Yes, it's true, Ohio State leans on Turner more than Kentucky leans on Wall, that Turner is more crucial to the success of Ohio State than Wall is to the success of Kentucky. Take Turner away, and OSU is headed for the NIT. Most of these debates are pure speculation. But not in this case. That quote above from CBS' Gary Parrish, is based on what's really happeneed--not idle e-mail gossip. We got to watch OSU--ranked 15th in the pre-season--get bombed nightly without Turner. The Buckeyes WERE heading for the NIT, if they were lucky.
Then Turner comes back. Of course he couldn't win the first January votes for POY--he wasn't even playing. But once out of the shoot, he flips a 20-point loss at Wisconsin into a home victory over the Badgers. He then goes head-to-head against Robbie Hummel AT Purdue and pulls off the upset, amost single-handedly.
These debates HAVE to be about impact--on a team and its won-lost record. "Most Valuable Player" has always meant most valuable to a player's team. Without Walll, KU's terrific Cousins might have left the Cats with 5 losses by now. Without Turner and NO presence in the paint, OSU would have lost more than 10, based on the real world experiment of a month without Turner.
The stats for Wall and Turner are close, but Turner is at least equal on the numbers and in key stats, he's better. That brings us back to the big issue: impact, Wall does not take over games to any greater extent than Kalin Lucas, Turner, Cole Aldridge & Sherron Collins or Scottie Reynolds. Wall nearly had a triple double this week--it merely produced an OT win against standard opposition. The Cats have a killer team on paper, with Wall, but are not dominating games on the floor the way Kansas can. And of all these teams, only the Buckeyes play just 6 men. That puts much more on Turner's shoulders than on Wall or any one of the stars on teams with benchloads of McDonald's All-Americans.
Bottom Line--by his early-season absence and by his performance thereafter; And by all the criterial above, Evan Turner has demonstrated in reality he is Player of the Year.
As to Wall and the No 1 NBA pick--he should grade out pretty much like a recent No, 2 pick--Michael Beasley-- a nice player who can't put an NBA team on his back. That should be the criterion for No. 1 NBA pick and Wall does not appear to have that very special quality.

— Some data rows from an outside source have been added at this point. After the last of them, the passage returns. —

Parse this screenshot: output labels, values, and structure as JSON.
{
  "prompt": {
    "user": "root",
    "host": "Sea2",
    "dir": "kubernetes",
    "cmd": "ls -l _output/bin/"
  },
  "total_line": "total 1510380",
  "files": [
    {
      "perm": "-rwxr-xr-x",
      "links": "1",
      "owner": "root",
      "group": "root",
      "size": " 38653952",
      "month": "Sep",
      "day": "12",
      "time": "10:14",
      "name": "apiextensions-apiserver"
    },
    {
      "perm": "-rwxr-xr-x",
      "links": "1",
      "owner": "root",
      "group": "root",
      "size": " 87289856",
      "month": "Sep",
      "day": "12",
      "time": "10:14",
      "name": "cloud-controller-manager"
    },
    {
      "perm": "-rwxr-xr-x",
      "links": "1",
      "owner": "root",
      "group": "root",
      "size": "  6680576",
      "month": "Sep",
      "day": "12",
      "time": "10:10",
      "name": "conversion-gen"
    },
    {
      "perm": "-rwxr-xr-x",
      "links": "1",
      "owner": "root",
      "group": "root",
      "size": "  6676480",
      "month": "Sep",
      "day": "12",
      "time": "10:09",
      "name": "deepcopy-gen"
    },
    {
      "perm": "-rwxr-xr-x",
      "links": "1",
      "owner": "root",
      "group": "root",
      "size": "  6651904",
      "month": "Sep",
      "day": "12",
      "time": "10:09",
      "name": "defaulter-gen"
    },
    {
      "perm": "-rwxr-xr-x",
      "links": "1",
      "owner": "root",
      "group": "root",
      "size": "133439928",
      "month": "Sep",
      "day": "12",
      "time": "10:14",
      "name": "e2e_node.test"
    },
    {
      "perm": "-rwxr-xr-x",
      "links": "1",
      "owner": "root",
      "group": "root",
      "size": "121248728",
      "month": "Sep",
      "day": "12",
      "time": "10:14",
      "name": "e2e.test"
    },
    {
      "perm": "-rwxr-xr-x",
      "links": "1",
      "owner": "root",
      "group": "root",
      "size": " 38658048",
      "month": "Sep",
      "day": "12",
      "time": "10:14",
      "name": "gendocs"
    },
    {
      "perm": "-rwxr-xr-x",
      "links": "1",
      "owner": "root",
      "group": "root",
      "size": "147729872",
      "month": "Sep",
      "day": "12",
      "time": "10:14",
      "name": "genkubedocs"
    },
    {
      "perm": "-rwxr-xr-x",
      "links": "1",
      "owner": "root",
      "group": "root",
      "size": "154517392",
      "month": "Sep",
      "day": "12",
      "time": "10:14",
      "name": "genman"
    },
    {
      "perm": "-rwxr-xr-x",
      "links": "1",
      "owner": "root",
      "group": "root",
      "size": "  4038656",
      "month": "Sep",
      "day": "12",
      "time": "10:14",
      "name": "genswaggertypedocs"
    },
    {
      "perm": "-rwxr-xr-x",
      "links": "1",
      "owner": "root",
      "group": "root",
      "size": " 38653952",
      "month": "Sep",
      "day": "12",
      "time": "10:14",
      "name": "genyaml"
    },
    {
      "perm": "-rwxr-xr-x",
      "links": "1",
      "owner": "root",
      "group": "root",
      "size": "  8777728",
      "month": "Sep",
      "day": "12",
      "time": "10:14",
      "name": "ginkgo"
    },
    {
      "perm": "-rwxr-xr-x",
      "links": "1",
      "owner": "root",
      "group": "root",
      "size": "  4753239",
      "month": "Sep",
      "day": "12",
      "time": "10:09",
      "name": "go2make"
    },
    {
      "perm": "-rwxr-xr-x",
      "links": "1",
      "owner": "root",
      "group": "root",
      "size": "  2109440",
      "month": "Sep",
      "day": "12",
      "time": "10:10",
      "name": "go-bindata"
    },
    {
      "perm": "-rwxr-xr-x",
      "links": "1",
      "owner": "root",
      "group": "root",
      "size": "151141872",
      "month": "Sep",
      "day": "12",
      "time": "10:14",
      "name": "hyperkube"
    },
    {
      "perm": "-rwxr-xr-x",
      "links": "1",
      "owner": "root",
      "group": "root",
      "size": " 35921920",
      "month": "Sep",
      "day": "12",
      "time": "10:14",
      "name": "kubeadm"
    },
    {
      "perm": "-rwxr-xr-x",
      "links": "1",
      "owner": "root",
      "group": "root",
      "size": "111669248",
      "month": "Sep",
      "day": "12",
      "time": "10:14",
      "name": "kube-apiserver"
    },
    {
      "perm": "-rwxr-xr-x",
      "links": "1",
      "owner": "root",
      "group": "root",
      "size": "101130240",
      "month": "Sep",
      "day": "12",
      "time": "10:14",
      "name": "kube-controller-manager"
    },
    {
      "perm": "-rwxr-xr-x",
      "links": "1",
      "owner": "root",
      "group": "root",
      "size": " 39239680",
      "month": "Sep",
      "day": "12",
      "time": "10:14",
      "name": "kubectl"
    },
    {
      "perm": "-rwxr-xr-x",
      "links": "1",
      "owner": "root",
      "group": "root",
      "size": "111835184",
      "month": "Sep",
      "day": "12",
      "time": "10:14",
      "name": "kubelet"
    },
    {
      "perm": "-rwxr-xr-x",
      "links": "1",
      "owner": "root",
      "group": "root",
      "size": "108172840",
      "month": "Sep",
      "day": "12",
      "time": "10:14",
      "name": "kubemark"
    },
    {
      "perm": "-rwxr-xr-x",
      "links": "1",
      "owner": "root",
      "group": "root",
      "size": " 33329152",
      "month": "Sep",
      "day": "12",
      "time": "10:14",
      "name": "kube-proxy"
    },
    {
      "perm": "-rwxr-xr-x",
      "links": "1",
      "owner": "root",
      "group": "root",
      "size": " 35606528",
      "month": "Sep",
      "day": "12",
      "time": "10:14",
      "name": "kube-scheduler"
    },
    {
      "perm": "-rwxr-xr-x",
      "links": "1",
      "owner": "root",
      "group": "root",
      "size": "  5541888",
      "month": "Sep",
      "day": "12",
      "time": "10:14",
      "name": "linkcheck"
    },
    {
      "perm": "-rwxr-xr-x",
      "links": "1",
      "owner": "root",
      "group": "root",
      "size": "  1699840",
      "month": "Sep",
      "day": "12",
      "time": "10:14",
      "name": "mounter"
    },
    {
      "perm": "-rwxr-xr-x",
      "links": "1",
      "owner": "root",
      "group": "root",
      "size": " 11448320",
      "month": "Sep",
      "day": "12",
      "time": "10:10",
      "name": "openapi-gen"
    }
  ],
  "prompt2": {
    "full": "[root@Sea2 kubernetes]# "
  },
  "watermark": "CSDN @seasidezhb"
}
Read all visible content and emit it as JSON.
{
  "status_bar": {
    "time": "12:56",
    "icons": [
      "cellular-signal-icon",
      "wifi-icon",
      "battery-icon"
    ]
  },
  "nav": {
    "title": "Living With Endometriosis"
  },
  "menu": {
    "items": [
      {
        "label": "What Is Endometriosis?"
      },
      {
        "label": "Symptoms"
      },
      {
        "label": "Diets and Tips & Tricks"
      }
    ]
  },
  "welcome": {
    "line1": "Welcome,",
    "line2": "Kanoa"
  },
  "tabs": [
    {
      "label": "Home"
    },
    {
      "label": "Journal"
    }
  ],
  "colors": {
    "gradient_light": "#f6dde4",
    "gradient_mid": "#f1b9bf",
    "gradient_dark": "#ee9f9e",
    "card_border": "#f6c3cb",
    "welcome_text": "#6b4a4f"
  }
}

So don't believe the hype, believe your eyes. Watch Wall and Turner in March. You be the judge.